“Ohio Wesleyan has always been forward moving,” says the Youngstown native, who at one time was in fact, one of the principal investigators on a $343,000 grant from the Ohio Board of Regents that promoted integration of information literacy into the curriculum and collaboration of Ohio’s libraries, centers of teaching excellence, and faculty members. She had by that time received her bachelor’s degrees in English and French from Youngstown State University, a master’s degree in French language and literature from the University of Pittsburgh, and a master’s degree in Library Science from Kent State University. Cardwell served for four years as chair of the department of Library Teaching and Learning at Bowling Green State University, as co-interim dean, interim vice provost, and as Associate Professor and Coordinator of Library Instruction.
“”Throughout Cathi’s career, she has demonstrated a commitment to providing meaningful student-centered library experiences and to promoting the importance of liberal education in students’ lives,” says OWU Provost David Robbins.
Cardwell’s vision of the academic library as the heart and soul of a university—a place for teaching, learning, and collaborating—inspires her to continually think of ways to integrate the library into the daily lives of OWU students, faculty, and staff members.

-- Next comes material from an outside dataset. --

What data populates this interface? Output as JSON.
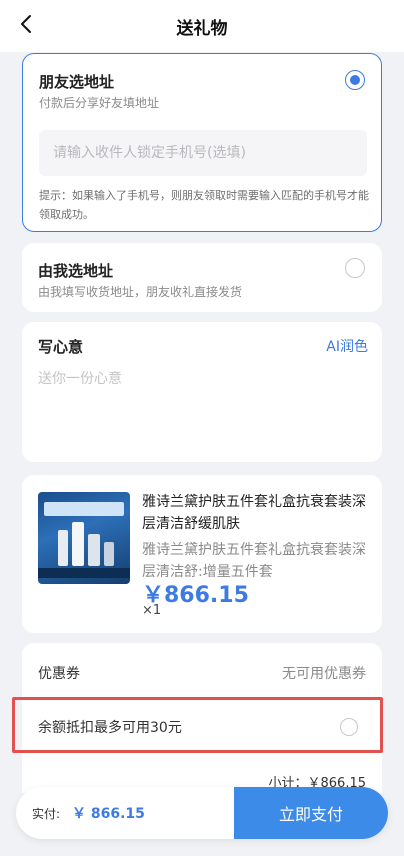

“I’m curious about how people read and access information in academic libraries, whether print collections or electronic acquisitions,” says Cardwell. “This is such an exciting time as students and professors are integrating e-journals and e-books into coursework.” Finding new collaborative learning spaces in the library is a high priority for her—spaces to accommodate quiet study as well as more interactive discussions and idea sharing. Many of the new thoughts and experiences shared with Cardwell involve OWU’s travel-learning and theory-to-practice components of the OWU Connection.
“I am intrigued by the University’s emphasis on international experiences,” says Cardwell, who has a strong interest in international studies and travel. She has taught in France and visited more than15 countries and plans, along with her family, to celebrate her husband Federico’s aunt’s 100th birthday in the Czech Republic.
“My passport is my most prized possession,” she says.